Since the pandemic people have been much more aware of the benefits of green space, whether it’s their own little patch at the back of the house, or a local park. Being cooped up inside made us appreciate how good we feel in the great outdoors, amongst trees, grass and flowers.
There is lots of scientific research that shows not only being in green space helps us but that gardening can positively contribute to our quality of life. Experts are now encouraging us to think of our gardens as mindful spaces. But not everyone is lucky enough to have a garden of their own or might not know how to approach gardening in the one they have. And that’s where community gardening can be a great place to reap the benefits of what you sow.
What can a community garden do for you?
Accessing and working in a garden is a great way to get your daily ‘green exercise’. The health benefits of physical activity are widely documented and recent research on green exercise reveals that physical activity in natural settings brings additional positive effects beyond those of indoor activity. These are healthier levels of blood pressure and cortisol, increased energy, psychological restoration, well-being, positive emotions, and higher motivation to participate in physical activities.
Gardening can play a key role in promoting mental well-being and could be used as a preventive health measure. Further, volunteering in a setting with a close connection with nature, can make us healthier and happier, and has the most profound effects on people with mental health issues or who are suffering loneliness.
Gardening provides the chance to get some beneficial outdoor activity. Light physical activity is great for the body and has many benefits for your mental health. Gardening is physical activity that you can do at your own pace. It also helps you to top us your vitamin D, something we know particularly our children might not be getting enough of.
Gardening has been shown to reduce the symptoms of stress and anxiety. It is a great mindfulness activity. Gardening can tune us into the present moment and connect us to the natural world. Activities such as weeding, watering and planting can help to put the participant into a “flow state” immersing us fully into the present and distracting from the daily grind.
Soil is good for humans – its beneficial microscopic organisms are vital for helping make our immune system efficient. Exposure to a diversity helps our immunity recognise what is good and bad for us. Modern life, with an overuse of antibiotics, more screen time and the increased use of hand sanitisers in recent times has led to a rise in auto-immunie diseases. Studies show that low immunity is linked to depression and other mental health issues. Further there’s a natural antidepressant in soil. Mycobacterium vaccae bacterium, found in soil, activates a particular group of brain neurons that produce serotonin, which makes us relaxed and happier. So getting our hands dirty in soil can act as a natural antidepressant.
Community gardens have many educational benefits too. Learning about nature and our impact on the environment engages young people in sustainability. And learning new skills and information is beneficial at any age. Learning new things brings joy. Working together in a garden helps develop soft skills like communication and team working.

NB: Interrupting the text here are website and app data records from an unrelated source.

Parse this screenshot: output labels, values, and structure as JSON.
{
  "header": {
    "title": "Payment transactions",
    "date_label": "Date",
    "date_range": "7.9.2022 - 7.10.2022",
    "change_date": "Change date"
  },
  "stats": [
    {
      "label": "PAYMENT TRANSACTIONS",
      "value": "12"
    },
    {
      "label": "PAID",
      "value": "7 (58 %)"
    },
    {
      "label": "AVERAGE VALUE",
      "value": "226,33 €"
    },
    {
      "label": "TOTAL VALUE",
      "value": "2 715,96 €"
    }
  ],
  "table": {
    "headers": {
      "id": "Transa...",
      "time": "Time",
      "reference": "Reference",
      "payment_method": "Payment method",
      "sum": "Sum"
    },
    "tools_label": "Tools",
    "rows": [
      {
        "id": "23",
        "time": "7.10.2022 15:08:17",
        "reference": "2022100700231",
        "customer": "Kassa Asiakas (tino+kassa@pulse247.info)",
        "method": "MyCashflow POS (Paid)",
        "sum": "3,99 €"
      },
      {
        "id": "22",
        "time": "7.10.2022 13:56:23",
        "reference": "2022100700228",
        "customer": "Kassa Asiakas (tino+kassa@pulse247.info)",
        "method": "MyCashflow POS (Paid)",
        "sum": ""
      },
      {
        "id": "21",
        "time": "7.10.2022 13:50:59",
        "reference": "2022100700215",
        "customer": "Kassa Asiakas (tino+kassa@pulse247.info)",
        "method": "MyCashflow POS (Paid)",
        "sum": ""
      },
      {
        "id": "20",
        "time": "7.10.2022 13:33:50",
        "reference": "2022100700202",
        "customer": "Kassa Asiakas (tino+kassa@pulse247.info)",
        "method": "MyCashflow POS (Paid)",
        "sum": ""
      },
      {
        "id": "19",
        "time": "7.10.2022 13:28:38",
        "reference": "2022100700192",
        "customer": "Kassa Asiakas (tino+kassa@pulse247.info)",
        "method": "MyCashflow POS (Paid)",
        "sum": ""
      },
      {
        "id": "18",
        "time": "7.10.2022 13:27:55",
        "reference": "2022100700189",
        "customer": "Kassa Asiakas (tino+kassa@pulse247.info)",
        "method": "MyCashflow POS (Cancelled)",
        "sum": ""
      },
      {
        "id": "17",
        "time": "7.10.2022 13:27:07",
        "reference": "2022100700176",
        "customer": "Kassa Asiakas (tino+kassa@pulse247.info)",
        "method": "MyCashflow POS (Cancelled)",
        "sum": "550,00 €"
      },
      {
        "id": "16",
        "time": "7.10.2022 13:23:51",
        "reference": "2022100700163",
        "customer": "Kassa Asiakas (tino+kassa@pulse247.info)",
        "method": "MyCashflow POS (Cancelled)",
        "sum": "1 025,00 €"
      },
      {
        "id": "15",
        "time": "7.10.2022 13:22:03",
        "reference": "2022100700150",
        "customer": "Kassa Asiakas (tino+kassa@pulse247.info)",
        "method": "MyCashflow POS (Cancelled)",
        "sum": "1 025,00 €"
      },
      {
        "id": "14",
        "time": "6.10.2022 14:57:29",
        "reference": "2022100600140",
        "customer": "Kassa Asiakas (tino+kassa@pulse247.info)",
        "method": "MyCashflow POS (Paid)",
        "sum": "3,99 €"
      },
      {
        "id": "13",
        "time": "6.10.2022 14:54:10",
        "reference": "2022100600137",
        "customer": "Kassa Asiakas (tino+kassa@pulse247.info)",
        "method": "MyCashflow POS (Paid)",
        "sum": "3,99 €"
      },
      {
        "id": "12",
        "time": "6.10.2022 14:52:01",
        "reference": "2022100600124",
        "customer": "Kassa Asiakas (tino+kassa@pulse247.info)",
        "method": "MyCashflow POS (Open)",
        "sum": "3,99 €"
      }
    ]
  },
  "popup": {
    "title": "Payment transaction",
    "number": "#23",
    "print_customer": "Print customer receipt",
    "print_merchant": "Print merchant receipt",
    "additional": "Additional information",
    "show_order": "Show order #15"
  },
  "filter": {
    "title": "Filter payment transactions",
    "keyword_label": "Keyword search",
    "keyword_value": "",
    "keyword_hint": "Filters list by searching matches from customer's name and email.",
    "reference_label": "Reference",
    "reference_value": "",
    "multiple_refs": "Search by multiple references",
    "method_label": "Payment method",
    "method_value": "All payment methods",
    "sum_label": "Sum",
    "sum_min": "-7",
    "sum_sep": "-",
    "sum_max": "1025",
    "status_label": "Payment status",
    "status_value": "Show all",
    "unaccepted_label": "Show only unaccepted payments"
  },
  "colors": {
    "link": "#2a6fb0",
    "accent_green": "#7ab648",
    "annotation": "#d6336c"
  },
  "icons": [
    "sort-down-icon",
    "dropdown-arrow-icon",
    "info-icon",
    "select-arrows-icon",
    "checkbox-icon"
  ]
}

Creating or improving a community garden also supports the local ecosystem and encourage wildlife diversity. Plants and trees also helps to improve air quality and lower CO2 levels. Adding plants to an otherwise built up area reduces urban heat in the summer and reduces flooding in the winter.
And finally, community gardening is a great way to meet and connect with your neighbours. The impact of loneliness of physical and mental wellbeing is significant. Being socially connected is really important and community gardening provides people with the opportunity to meet people and make new friends.
So, what can community gardening do for you? Quite a lot really. So why not join us at Eashing Cemetery Community Garden and Orchard your brand new community garden in Godalming? You can find more information and the upcoming dates here.